New CRISPR technology could revolutionise gene therapy, offering new hope to people with genetic diseases
Archaeologists analyze screaming mummy to investigate supposed link to Ramses III's death
Ever since archaeologist Howard Carter discovered the tomb of famed Egyptian Pharaoh King Tutankhamun in 1922, there have been unusual deaths that have been linked to it. Scientists since then have tried to test the theory of the deaths linked to King Ramses III by performing an autopsy on the “screaming mummy.”
In 2019, in “Egypt’s Unexplained Files” on Amazon Prime, Egyptologist Colleen Darnell explained that based on how the screaming mummy looked, it seems that it died a violent death.
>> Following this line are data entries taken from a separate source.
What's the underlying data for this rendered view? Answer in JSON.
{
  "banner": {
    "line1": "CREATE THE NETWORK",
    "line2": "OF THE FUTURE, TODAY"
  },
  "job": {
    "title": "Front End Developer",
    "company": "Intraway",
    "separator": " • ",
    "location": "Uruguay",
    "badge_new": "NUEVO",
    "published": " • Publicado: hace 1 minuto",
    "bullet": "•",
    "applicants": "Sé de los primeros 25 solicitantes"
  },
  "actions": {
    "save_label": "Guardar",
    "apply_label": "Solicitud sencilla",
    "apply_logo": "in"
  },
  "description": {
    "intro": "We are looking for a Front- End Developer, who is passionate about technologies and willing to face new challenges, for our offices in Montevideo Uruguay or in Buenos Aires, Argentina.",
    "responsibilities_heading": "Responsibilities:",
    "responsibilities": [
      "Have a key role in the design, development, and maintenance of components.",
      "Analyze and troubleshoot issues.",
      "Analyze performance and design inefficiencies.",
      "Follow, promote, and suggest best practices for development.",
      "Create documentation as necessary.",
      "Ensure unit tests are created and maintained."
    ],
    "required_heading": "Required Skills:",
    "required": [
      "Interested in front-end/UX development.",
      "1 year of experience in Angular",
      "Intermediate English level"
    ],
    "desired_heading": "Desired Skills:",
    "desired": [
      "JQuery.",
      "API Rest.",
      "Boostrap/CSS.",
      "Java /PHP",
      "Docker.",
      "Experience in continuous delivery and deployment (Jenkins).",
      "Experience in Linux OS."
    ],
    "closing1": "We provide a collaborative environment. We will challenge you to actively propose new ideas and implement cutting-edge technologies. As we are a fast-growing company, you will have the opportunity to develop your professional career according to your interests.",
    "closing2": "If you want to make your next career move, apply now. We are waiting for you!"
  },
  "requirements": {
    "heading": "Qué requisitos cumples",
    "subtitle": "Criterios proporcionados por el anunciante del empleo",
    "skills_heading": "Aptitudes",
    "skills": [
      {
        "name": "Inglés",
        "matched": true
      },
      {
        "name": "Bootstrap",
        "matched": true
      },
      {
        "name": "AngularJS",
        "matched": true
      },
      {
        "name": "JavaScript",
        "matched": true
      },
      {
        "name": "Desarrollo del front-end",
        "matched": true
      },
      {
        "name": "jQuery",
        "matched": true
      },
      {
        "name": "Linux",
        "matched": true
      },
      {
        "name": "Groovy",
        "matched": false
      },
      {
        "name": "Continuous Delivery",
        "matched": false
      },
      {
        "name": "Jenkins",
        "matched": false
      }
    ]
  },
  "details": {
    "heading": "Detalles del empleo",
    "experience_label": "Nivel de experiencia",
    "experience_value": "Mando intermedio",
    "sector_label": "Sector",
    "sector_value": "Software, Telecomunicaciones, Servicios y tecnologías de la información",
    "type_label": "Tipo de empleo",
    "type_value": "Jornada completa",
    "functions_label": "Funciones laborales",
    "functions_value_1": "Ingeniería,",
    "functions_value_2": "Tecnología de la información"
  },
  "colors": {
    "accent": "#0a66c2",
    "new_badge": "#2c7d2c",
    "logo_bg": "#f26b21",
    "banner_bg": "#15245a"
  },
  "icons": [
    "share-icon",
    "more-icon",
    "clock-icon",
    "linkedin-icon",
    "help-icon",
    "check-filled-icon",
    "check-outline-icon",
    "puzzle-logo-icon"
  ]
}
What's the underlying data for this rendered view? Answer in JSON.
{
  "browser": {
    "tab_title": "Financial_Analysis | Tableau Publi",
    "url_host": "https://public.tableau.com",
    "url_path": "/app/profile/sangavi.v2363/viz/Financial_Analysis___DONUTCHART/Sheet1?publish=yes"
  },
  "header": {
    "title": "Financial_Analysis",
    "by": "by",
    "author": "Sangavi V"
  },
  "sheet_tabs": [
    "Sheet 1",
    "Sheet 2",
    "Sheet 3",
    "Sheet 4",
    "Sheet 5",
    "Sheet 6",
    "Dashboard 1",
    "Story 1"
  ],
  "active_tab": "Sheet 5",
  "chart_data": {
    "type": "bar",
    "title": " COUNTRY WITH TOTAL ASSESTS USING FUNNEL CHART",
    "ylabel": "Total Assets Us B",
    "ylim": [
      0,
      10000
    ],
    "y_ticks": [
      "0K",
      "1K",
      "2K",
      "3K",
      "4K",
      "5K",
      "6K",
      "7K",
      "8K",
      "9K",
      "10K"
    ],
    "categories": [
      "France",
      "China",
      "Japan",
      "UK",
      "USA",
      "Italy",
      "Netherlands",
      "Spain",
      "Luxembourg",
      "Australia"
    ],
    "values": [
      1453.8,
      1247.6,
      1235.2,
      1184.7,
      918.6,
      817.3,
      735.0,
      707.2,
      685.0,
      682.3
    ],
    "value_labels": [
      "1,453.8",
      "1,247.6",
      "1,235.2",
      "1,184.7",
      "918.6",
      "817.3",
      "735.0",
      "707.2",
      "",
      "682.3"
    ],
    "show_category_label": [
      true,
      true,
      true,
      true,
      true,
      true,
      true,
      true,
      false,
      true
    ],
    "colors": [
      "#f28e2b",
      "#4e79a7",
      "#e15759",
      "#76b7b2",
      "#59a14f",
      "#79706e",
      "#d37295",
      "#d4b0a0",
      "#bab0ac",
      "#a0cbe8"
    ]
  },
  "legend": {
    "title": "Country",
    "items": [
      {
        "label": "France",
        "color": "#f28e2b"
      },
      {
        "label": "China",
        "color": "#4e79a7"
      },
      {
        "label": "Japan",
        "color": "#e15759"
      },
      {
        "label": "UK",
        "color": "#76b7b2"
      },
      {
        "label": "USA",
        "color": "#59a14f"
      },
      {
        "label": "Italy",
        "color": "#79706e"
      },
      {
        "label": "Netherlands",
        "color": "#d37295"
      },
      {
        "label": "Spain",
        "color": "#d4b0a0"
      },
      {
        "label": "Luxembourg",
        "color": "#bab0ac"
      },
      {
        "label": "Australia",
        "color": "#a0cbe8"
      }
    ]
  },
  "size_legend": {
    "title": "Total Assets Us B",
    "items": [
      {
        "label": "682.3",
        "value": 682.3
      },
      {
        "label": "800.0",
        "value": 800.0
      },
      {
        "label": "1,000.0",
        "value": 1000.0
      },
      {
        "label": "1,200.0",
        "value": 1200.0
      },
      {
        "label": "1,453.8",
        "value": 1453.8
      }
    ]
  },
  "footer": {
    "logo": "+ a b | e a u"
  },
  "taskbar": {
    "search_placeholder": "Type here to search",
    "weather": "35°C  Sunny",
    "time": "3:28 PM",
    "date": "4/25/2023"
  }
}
Dr. Darnell went on to note how the body was intentionally buried the way it was, and that the body was not mummified or embalmed properly, along with the possibility that the embalmers in charge purposely did not give the corpse a proper burial.
Back in 2012, scientists decided to perform an autopsy on the screaming mummy, and they found much more information to it than they may have expected. They found that the mummy may have died from hanging or from strangulation, possibly as a punishment or the result of a crime that was committed at the time.
Looking into old papyrus texts for an answer, scientists found records of a trial regarding a plot to assassinate King Ramses III, the last great monarch in ancient Egypt. Among the list of names that were revealed to have been accused of the conspiracy, they found that the Pharaoh’s son, Pentaweret as well as one of his wives Queen Tye. Pentaweret was found guilty and was ordered to commit suicide.
Performing a DNA test on the screaming mummy and the body of King Ramses III, they found that Pentaweret did in fact, commit suicide, most likely resorting to hanging himself. This meant that the screaming mummy was most likely Pentaweret himself, and the DNA testing further proved the likelihood of their relationship with a 50 percent match.
In another part of the world, archaeologists also found some skeletal remains in Poland, under what was once the Warsaw III Prison, which was a Stalinist facility that was also referred to as Toledo. The three people, whose remains were discovered, were confirmed to be in a mass grave, according to the Institute of National Remembrance in Poland. Experts have since believed that there was a space of land that was probably used to bury victims of the Stalin regime.
The Warsaw III Prison lasted between 1944 to 1956, three years after the Russian dictator’s death in the North Praga neighborhood.